START RECORDS PROVIDED
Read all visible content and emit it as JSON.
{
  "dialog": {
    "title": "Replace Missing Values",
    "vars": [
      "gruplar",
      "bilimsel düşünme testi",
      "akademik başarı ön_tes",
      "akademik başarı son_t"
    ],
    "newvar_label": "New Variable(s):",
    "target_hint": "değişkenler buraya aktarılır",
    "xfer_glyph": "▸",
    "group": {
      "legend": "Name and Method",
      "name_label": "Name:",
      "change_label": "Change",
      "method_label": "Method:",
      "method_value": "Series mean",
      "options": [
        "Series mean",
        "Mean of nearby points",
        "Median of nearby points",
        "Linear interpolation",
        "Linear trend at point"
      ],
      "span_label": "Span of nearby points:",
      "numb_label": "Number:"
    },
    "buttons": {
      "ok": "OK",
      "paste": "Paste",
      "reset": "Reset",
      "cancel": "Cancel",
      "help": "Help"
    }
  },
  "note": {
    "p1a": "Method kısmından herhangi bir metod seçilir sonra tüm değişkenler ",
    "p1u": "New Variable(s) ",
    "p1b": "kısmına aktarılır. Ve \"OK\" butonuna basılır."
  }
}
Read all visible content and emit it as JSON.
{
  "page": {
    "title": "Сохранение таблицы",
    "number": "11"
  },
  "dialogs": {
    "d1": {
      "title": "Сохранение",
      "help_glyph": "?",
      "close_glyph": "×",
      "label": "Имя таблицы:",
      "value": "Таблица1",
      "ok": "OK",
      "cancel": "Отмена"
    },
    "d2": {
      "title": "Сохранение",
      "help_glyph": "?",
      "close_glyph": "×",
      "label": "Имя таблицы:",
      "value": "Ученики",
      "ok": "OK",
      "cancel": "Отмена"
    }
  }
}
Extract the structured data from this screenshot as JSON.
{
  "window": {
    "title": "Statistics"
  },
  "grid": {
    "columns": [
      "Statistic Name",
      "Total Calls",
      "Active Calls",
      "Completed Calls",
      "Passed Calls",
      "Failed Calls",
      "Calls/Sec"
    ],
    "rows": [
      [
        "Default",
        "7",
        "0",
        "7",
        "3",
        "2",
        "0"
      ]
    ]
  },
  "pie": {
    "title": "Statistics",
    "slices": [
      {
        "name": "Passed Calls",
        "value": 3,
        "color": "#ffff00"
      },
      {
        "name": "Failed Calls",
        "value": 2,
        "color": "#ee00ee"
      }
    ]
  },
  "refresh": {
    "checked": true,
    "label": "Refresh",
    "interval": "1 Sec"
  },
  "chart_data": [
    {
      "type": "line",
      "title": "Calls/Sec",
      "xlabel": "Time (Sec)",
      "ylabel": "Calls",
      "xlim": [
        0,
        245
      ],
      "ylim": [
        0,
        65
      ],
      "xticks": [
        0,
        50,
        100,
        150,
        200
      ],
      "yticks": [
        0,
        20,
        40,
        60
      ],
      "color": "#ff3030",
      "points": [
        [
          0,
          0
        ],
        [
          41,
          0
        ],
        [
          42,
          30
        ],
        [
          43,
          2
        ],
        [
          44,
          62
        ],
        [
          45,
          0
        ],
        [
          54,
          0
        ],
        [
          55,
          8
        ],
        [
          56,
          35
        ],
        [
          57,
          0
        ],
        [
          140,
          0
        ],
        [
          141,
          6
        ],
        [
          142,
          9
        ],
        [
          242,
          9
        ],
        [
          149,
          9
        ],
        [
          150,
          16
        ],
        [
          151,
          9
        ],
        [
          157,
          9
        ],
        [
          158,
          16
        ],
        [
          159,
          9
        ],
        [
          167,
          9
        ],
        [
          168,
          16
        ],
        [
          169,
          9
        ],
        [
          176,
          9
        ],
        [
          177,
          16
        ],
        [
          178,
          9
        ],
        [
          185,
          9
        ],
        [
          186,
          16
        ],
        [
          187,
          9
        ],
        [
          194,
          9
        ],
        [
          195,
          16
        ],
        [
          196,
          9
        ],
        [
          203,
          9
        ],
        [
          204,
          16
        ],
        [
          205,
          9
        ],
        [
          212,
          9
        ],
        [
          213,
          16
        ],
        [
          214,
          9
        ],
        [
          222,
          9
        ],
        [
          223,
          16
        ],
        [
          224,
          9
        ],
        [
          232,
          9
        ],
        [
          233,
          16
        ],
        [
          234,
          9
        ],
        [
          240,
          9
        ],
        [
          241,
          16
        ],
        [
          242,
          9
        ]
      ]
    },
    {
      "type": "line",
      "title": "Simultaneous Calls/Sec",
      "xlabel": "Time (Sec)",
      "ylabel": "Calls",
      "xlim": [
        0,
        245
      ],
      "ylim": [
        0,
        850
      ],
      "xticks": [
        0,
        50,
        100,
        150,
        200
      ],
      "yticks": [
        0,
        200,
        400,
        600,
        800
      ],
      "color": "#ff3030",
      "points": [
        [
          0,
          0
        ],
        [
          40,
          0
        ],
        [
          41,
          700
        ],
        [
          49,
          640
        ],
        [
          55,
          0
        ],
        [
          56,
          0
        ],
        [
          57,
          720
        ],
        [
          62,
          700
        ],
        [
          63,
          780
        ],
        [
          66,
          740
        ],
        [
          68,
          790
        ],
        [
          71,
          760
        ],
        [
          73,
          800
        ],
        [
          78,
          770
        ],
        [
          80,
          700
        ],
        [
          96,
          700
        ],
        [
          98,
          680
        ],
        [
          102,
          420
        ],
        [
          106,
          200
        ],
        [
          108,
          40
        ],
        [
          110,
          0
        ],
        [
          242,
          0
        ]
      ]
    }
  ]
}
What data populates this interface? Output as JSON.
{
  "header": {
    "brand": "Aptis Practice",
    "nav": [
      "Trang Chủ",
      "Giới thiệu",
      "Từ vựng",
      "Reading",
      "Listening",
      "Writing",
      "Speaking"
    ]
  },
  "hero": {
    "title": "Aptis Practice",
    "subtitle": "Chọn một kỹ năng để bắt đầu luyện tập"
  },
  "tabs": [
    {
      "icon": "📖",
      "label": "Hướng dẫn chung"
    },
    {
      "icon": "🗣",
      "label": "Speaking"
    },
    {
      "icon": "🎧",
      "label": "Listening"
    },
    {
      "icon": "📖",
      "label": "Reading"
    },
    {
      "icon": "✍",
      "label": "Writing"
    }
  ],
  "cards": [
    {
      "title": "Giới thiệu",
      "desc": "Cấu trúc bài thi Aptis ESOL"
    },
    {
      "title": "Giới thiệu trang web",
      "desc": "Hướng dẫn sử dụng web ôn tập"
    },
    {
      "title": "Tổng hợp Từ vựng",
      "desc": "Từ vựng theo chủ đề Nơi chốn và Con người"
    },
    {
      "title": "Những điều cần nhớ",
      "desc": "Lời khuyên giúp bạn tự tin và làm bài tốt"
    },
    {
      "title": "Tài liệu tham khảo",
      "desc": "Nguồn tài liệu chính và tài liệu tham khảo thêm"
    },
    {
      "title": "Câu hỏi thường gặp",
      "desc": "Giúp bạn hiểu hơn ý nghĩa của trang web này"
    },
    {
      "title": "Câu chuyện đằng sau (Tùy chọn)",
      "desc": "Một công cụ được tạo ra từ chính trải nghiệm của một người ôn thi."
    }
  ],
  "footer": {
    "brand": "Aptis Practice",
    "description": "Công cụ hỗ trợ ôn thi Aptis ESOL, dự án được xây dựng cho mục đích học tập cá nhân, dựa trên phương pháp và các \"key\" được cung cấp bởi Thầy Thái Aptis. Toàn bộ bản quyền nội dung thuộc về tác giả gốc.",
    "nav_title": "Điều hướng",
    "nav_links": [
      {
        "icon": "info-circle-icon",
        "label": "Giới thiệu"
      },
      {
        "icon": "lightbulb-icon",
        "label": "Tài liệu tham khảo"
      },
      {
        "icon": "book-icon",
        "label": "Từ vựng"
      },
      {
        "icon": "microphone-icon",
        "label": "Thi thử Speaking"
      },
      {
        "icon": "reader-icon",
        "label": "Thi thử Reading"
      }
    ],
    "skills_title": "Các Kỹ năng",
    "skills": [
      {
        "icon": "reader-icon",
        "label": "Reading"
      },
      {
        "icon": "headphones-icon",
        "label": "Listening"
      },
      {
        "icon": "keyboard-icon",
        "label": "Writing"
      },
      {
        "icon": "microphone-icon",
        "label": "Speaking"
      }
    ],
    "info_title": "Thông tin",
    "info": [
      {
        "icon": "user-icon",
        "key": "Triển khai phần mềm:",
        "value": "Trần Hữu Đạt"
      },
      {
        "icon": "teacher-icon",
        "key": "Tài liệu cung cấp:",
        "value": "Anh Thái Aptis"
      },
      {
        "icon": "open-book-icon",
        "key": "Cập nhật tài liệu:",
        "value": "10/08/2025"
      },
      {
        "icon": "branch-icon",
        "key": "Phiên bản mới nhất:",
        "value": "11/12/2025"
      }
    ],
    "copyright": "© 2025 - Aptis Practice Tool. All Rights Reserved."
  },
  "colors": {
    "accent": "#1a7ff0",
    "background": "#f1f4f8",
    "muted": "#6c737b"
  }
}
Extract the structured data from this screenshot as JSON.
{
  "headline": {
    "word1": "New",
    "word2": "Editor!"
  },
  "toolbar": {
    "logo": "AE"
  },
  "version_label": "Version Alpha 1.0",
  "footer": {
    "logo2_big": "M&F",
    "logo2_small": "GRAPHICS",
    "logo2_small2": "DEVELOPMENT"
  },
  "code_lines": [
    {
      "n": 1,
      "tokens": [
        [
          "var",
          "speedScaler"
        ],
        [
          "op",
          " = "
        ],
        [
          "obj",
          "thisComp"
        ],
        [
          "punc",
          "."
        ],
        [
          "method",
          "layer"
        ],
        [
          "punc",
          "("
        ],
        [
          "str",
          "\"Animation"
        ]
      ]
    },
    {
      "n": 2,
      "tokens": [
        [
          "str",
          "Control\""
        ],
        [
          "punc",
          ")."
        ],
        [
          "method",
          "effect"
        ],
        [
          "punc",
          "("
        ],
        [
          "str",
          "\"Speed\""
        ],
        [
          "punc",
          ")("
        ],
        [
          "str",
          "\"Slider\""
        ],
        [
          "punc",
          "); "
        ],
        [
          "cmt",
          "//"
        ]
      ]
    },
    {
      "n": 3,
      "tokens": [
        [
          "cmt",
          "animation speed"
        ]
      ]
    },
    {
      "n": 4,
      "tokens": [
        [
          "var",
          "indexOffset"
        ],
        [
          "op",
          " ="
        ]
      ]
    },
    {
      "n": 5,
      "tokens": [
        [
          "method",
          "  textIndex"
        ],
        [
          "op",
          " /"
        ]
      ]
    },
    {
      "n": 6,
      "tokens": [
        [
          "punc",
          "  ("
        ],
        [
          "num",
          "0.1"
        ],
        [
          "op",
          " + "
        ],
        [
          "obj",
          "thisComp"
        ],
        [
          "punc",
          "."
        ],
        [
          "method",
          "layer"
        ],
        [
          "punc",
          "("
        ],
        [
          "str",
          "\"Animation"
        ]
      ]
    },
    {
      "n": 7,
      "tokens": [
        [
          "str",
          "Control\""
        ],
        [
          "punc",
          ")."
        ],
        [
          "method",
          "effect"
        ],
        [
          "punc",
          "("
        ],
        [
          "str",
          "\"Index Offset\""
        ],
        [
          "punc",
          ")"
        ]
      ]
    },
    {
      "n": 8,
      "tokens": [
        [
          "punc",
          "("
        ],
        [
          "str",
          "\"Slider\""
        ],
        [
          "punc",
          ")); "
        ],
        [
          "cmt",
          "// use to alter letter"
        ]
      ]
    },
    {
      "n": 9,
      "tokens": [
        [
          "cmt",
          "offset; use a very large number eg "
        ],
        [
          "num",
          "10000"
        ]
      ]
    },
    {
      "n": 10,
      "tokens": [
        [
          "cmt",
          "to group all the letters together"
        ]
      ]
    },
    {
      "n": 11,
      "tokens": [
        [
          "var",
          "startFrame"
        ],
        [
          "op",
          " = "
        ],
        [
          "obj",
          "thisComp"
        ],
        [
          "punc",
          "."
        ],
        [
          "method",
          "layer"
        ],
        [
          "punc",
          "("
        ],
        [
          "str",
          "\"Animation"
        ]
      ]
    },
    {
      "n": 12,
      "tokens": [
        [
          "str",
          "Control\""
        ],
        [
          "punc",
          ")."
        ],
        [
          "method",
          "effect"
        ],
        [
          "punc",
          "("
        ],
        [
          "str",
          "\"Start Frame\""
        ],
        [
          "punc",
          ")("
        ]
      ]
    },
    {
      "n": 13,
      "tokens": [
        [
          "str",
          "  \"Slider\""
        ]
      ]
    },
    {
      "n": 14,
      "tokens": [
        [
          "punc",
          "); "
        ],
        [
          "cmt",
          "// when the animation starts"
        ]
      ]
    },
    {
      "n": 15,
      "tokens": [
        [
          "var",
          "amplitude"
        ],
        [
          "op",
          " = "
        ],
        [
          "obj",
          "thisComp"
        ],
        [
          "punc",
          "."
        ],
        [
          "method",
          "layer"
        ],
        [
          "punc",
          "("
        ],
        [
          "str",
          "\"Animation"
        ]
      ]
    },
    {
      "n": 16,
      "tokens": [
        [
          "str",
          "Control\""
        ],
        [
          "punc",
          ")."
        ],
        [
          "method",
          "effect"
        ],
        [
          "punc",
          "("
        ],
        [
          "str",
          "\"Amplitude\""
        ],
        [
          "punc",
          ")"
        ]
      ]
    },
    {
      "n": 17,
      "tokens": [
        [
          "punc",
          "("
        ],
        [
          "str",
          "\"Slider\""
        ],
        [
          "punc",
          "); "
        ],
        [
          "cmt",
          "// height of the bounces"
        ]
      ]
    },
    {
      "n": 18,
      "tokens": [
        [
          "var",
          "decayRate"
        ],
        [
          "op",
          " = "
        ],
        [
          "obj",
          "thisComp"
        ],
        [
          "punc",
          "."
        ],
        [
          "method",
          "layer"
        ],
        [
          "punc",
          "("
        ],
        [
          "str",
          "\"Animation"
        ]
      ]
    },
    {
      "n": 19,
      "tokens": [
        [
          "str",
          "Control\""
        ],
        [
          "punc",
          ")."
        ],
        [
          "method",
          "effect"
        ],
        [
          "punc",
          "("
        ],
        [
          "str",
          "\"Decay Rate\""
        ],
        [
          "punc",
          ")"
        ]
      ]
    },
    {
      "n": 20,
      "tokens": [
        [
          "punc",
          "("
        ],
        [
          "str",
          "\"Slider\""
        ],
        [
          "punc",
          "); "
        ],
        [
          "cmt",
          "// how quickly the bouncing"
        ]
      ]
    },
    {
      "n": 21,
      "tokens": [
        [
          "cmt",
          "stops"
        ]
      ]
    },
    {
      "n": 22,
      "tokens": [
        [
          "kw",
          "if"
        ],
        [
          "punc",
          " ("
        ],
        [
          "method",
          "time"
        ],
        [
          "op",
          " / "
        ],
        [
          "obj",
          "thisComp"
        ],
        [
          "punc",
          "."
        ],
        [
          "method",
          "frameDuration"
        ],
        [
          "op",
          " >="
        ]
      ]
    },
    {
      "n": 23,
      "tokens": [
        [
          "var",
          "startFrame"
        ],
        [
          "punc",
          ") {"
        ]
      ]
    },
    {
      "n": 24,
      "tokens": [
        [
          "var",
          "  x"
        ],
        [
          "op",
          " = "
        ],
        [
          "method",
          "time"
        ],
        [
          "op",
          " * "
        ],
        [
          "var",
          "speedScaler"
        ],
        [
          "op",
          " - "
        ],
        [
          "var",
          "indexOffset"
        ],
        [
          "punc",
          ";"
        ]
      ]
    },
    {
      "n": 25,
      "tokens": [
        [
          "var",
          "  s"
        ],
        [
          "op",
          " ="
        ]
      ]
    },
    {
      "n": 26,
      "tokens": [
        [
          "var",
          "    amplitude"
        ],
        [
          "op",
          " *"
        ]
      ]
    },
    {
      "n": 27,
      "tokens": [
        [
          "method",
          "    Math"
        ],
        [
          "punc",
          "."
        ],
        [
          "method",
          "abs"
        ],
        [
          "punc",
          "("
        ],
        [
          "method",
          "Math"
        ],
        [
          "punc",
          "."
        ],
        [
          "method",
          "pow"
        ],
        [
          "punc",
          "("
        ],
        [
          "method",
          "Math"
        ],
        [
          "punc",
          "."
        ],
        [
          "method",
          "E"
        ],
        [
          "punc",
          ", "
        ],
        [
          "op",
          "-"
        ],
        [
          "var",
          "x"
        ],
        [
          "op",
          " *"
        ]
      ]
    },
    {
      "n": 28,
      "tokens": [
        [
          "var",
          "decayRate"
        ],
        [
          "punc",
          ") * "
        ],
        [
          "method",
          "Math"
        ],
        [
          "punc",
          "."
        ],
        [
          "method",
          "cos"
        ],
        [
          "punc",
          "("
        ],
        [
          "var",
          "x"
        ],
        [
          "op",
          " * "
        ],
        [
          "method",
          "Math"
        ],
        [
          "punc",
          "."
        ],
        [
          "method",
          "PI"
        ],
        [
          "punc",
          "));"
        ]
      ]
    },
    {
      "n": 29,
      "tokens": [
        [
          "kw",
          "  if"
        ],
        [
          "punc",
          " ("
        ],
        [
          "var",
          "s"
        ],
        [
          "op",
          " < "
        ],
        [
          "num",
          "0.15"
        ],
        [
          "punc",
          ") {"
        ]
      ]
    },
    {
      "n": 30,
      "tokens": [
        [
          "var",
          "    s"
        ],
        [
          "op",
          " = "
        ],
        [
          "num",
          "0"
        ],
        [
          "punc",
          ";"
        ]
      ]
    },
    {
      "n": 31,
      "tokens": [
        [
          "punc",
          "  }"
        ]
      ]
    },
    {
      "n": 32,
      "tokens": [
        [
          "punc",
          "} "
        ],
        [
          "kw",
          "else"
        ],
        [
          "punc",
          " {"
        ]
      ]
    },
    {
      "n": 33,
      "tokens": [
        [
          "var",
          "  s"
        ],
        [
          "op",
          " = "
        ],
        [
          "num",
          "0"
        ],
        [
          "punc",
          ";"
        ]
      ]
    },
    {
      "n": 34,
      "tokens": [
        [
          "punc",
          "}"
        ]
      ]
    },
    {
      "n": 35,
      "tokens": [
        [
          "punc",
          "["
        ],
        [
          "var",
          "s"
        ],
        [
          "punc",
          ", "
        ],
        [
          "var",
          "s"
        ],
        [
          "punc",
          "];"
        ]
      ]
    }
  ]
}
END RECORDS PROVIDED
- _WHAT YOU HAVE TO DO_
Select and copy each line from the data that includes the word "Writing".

- _TASK OUTPUT_
      "Writing",
      "label": "Writing"
        "label": "Writing"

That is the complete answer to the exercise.